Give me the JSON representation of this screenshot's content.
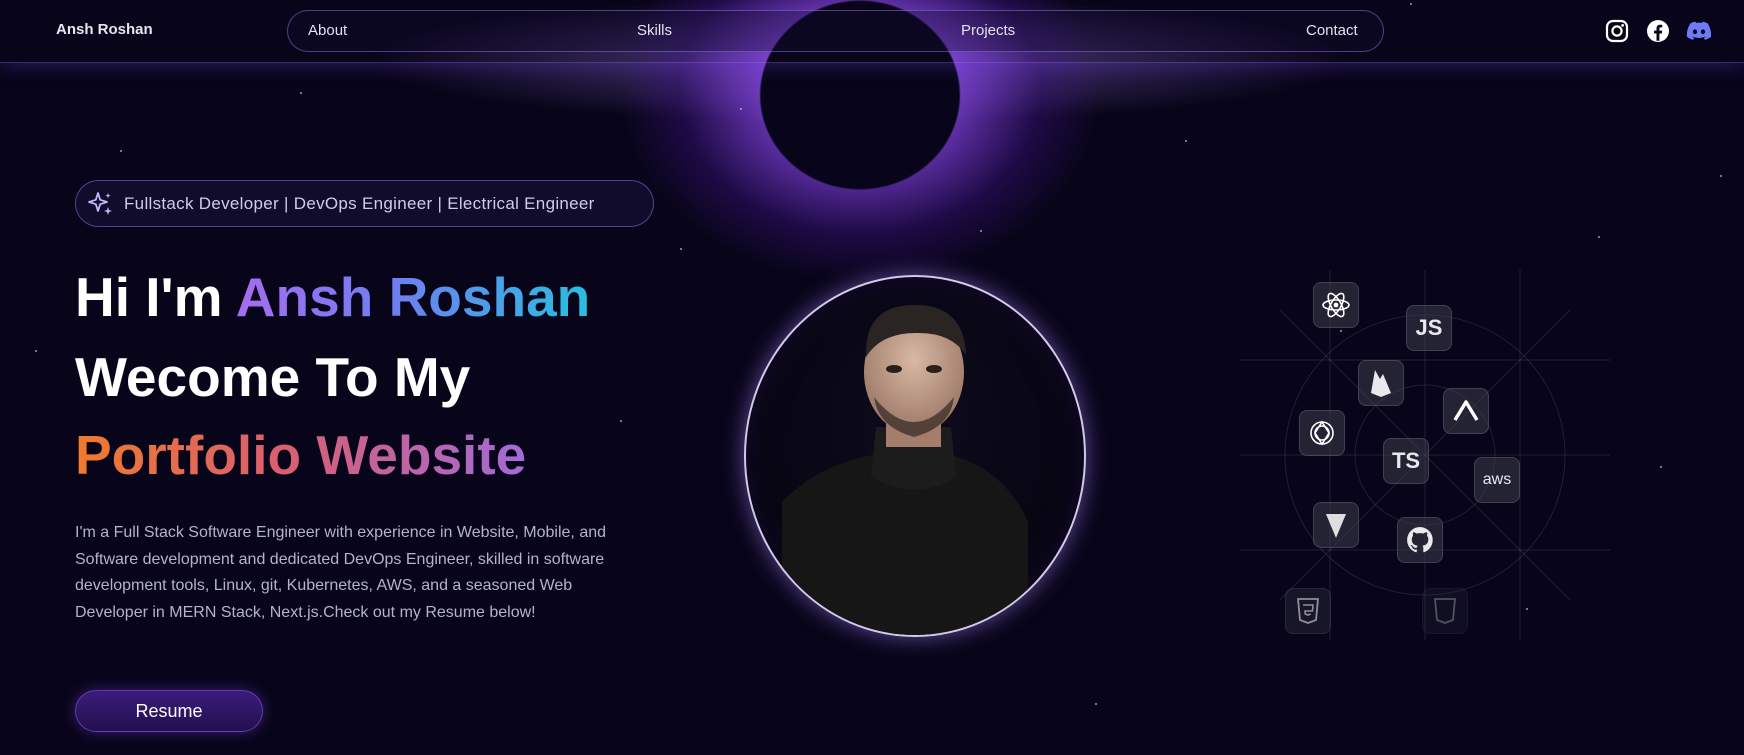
{
  "header": {
    "brand": "Ansh Roshan",
    "nav": [
      "About",
      "Skills",
      "Projects",
      "Contact"
    ],
    "socials": [
      "instagram-icon",
      "facebook-icon",
      "discord-icon"
    ]
  },
  "hero": {
    "roles": "Fullstack Developer | DevOps Engineer | Electrical Engineer",
    "line1_prefix": "Hi I'm ",
    "line1_name": "Ansh Roshan",
    "line2": "Wecome To My",
    "line3": "Portfolio Website",
    "description": "I'm a Full Stack Software Engineer with experience in Website, Mobile, and Software development and dedicated DevOps Engineer, skilled in software development tools, Linux, git, Kubernetes, AWS, and a seasoned Web Developer in MERN Stack, Next.js.Check out my Resume below!",
    "resume_label": "Resume"
  },
  "tech": {
    "js_label": "JS",
    "ts_label": "TS",
    "aws_label": "aws",
    "icons": [
      "react-icon",
      "javascript-icon",
      "firebase-icon",
      "nextjs-icon",
      "openai-icon",
      "typescript-icon",
      "aws-icon",
      "vite-icon",
      "github-icon",
      "html5-icon",
      "css3-icon"
    ]
  },
  "colors": {
    "background": "#08051a",
    "name_gradient": [
      "#a76cf0",
      "#26c0e0"
    ],
    "portfolio_gradient": [
      "#f07a2c",
      "#a36ad8"
    ],
    "accent": "#7c4dff"
  }
}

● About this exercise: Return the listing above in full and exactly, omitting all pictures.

● Task output:
Give me the JSON representation of this screenshot's content.
{
  "header": {
    "brand": "Ansh Roshan",
    "nav": [
      "About",
      "Skills",
      "Projects",
      "Contact"
    ],
    "socials": [
      "instagram-icon",
      "facebook-icon",
      "discord-icon"
    ]
  },
  "hero": {
    "roles": "Fullstack Developer | DevOps Engineer | Electrical Engineer",
    "line1_prefix": "Hi I'm ",
    "line1_name": "Ansh Roshan",
    "line2": "Wecome To My",
    "line3": "Portfolio Website",
    "description": "I'm a Full Stack Software Engineer with experience in Website, Mobile, and Software development and dedicated DevOps Engineer, skilled in software development tools, Linux, git, Kubernetes, AWS, and a seasoned Web Developer in MERN Stack, Next.js.Check out my Resume below!",
    "resume_label": "Resume"
  },
  "tech": {
    "js_label": "JS",
    "ts_label": "TS",
    "aws_label": "aws",
    "icons": [
      "react-icon",
      "javascript-icon",
      "firebase-icon",
      "nextjs-icon",
      "openai-icon",
      "typescript-icon",
      "aws-icon",
      "vite-icon",
      "github-icon",
      "html5-icon",
      "css3-icon"
    ]
  },
  "colors": {
    "background": "#08051a",
    "name_gradient": [
      "#a76cf0",
      "#26c0e0"
    ],
    "portfolio_gradient": [
      "#f07a2c",
      "#a36ad8"
    ],
    "accent": "#7c4dff"
  }
}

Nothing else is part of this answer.